#### PROBLEM DETAILS:
Go over the data and work out how many lines include the word "true". Give that number only.

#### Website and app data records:
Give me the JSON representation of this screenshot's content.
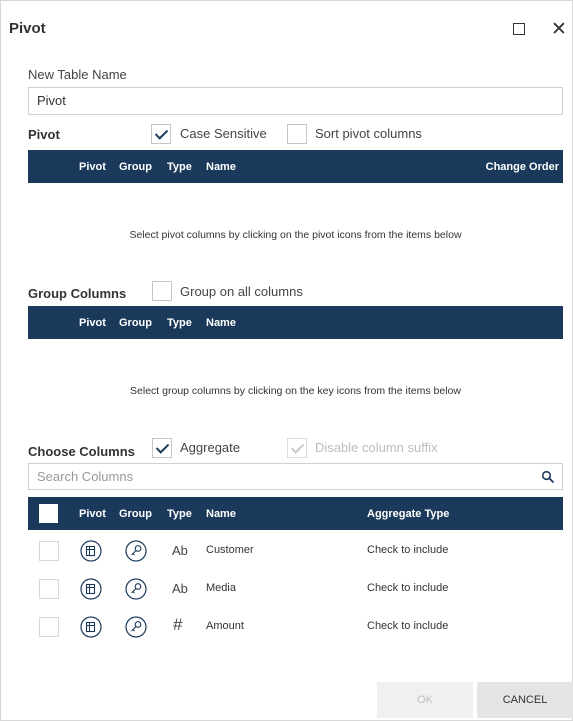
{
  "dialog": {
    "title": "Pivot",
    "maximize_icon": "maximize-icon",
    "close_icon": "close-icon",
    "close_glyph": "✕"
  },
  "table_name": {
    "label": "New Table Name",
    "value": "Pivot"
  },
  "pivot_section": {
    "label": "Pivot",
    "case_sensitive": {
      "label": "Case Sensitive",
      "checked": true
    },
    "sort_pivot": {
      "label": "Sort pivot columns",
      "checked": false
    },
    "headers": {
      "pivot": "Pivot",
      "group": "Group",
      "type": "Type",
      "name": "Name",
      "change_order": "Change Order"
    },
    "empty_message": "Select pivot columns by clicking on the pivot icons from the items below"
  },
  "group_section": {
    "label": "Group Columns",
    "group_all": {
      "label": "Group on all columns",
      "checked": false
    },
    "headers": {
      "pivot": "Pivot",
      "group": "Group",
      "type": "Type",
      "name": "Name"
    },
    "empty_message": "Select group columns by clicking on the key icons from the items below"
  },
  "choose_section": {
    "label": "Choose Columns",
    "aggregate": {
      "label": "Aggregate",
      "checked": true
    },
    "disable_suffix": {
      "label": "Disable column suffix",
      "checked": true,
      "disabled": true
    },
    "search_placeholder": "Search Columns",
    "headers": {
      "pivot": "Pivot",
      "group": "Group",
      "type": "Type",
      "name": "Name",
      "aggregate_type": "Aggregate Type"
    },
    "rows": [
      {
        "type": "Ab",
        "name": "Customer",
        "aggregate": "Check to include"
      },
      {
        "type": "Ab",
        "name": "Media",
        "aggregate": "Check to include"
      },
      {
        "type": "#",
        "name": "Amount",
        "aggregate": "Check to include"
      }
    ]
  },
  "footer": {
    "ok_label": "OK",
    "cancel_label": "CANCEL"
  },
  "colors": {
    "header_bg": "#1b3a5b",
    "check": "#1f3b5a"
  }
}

#### PROBLEM SOLUTION:
4